Assignment
In your copy, include every entry exactly as written but no pictures.

(Interface dataset entries)
+---+

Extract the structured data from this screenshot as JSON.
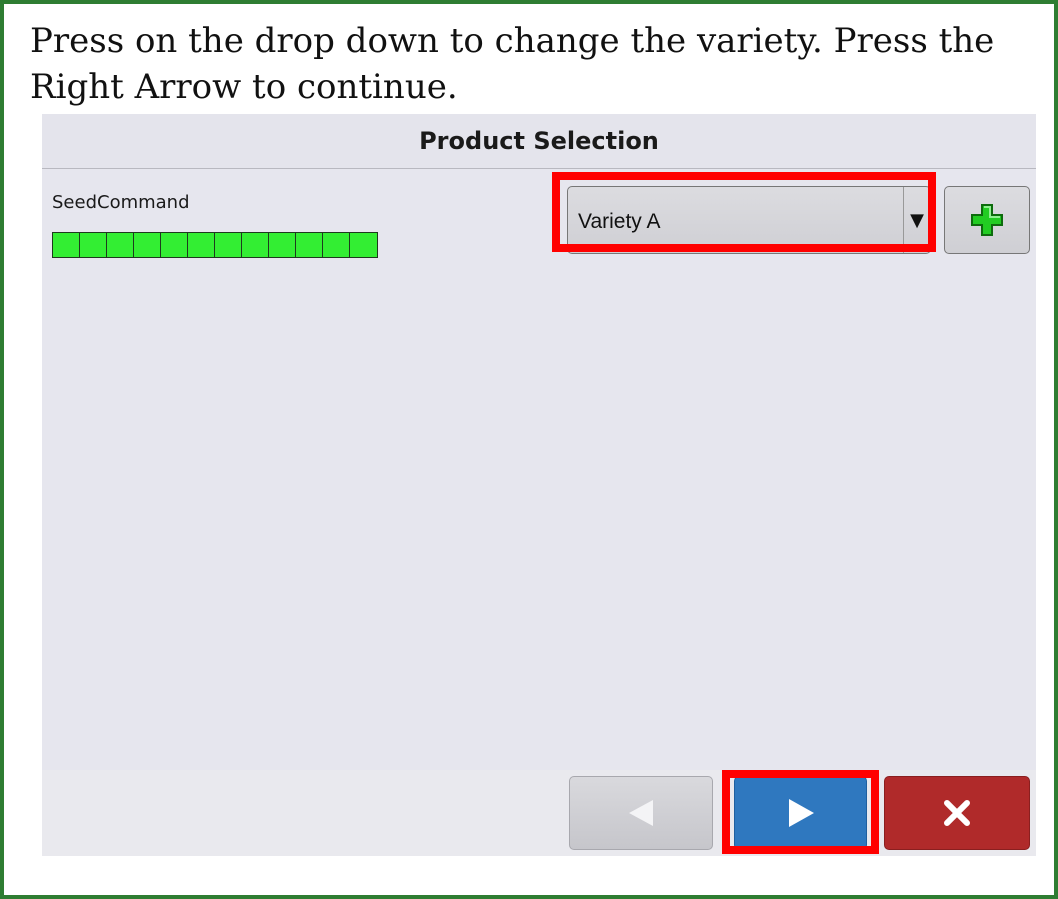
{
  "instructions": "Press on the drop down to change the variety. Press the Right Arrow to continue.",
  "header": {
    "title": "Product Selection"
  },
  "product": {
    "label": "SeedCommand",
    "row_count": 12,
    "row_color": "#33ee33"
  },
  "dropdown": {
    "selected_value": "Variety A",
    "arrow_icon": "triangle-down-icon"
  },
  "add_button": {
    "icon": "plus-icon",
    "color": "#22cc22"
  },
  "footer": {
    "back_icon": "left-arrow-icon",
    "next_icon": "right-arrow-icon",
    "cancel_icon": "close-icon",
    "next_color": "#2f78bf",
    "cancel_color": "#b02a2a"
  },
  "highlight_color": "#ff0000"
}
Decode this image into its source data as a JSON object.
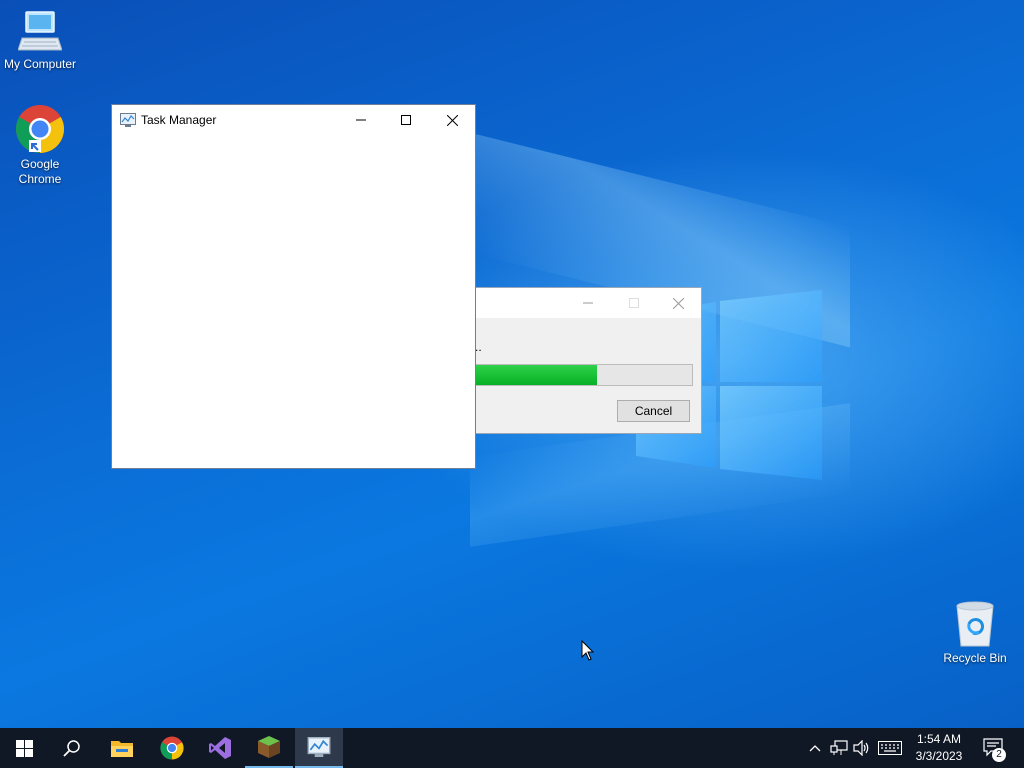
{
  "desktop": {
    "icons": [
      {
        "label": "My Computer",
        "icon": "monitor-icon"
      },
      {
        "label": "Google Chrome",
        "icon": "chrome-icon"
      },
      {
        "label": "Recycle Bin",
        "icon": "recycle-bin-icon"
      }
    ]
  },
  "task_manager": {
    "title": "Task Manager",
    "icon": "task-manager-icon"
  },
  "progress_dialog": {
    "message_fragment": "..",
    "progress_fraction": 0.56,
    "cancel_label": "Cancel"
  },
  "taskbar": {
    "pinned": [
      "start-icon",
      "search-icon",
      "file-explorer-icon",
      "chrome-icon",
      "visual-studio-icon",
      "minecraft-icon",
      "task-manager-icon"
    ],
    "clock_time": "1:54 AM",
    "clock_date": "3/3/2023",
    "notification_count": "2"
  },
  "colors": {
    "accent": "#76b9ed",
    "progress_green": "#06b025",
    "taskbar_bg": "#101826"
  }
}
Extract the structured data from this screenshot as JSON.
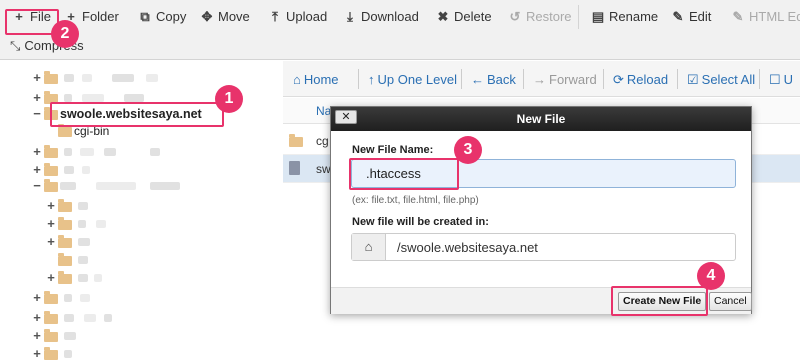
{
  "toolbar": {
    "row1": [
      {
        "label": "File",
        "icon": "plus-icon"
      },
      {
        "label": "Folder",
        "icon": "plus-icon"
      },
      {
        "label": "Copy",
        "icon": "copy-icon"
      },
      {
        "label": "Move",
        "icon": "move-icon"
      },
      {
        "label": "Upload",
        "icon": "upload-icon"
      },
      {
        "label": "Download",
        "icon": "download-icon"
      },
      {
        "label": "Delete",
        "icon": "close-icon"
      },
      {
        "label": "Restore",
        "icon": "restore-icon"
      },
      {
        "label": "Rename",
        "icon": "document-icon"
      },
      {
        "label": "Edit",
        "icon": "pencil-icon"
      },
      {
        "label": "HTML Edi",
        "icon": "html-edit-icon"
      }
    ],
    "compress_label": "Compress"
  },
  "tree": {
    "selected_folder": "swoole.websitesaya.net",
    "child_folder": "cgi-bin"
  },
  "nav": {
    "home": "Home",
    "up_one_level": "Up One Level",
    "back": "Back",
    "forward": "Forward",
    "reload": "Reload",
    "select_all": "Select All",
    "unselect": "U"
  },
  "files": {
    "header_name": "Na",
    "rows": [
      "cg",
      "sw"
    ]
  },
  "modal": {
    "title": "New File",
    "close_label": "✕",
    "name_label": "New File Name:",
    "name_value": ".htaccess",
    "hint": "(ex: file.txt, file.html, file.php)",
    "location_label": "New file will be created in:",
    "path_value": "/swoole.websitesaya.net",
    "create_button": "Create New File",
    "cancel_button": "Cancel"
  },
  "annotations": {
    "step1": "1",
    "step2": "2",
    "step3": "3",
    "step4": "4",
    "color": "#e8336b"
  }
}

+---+

Worked solution
Extract the structured data from this screenshot as JSON.
{
  "instructions": "Press on the drop down to change the variety. Press the Right Arrow to continue.",
  "header": {
    "title": "Product Selection"
  },
  "product": {
    "label": "SeedCommand",
    "row_count": 12,
    "row_color": "#33ee33"
  },
  "dropdown": {
    "selected_value": "Variety A",
    "arrow_icon": "triangle-down-icon"
  },
  "add_button": {
    "icon": "plus-icon",
    "color": "#22cc22"
  },
  "footer": {
    "back_icon": "left-arrow-icon",
    "next_icon": "right-arrow-icon",
    "cancel_icon": "close-icon",
    "next_color": "#2f78bf",
    "cancel_color": "#b02a2a"
  },
  "highlight_color": "#ff0000"
}
Decode this image into its source data as a JSON object.
{
  "desktop": {
    "icons": [
      {
        "label": "My Computer",
        "icon": "monitor-icon"
      },
      {
        "label": "Google Chrome",
        "icon": "chrome-icon"
      },
      {
        "label": "Recycle Bin",
        "icon": "recycle-bin-icon"
      }
    ]
  },
  "task_manager": {
    "title": "Task Manager",
    "icon": "task-manager-icon"
  },
  "progress_dialog": {
    "message_fragment": "..",
    "progress_fraction": 0.56,
    "cancel_label": "Cancel"
  },
  "taskbar": {
    "pinned": [
      "start-icon",
      "search-icon",
      "file-explorer-icon",
      "chrome-icon",
      "visual-studio-icon",
      "minecraft-icon",
      "task-manager-icon"
    ],
    "clock_time": "1:54 AM",
    "clock_date": "3/3/2023",
    "notification_count": "2"
  },
  "colors": {
    "accent": "#76b9ed",
    "progress_green": "#06b025",
    "taskbar_bg": "#101826"
  }
}
Extract the structured data from this screenshot as JSON.
{
  "toolbar": {
    "row1": [
      {
        "label": "File",
        "icon": "plus-icon"
      },
      {
        "label": "Folder",
        "icon": "plus-icon"
      },
      {
        "label": "Copy",
        "icon": "copy-icon"
      },
      {
        "label": "Move",
        "icon": "move-icon"
      },
      {
        "label": "Upload",
        "icon": "upload-icon"
      },
      {
        "label": "Download",
        "icon": "download-icon"
      },
      {
        "label": "Delete",
        "icon": "close-icon"
      },
      {
        "label": "Restore",
        "icon": "restore-icon"
      },
      {
        "label": "Rename",
        "icon": "document-icon"
      },
      {
        "label": "Edit",
        "icon": "pencil-icon"
      },
      {
        "label": "HTML Edi",
        "icon": "html-edit-icon"
      }
    ],
    "compress_label": "Compress"
  },
  "tree": {
    "selected_folder": "swoole.websitesaya.net",
    "child_folder": "cgi-bin"
  },
  "nav": {
    "home": "Home",
    "up_one_level": "Up One Level",
    "back": "Back",
    "forward": "Forward",
    "reload": "Reload",
    "select_all": "Select All",
    "unselect": "U"
  },
  "files": {
    "header_name": "Na",
    "rows": [
      "cg",
      "sw"
    ]
  },
  "modal": {
    "title": "New File",
    "close_label": "✕",
    "name_label": "New File Name:",
    "name_value": ".htaccess",
    "hint": "(ex: file.txt, file.html, file.php)",
    "location_label": "New file will be created in:",
    "path_value": "/swoole.websitesaya.net",
    "create_button": "Create New File",
    "cancel_button": "Cancel"
  },
  "annotations": {
    "step1": "1",
    "step2": "2",
    "step3": "3",
    "step4": "4",
    "color": "#e8336b"
  }
}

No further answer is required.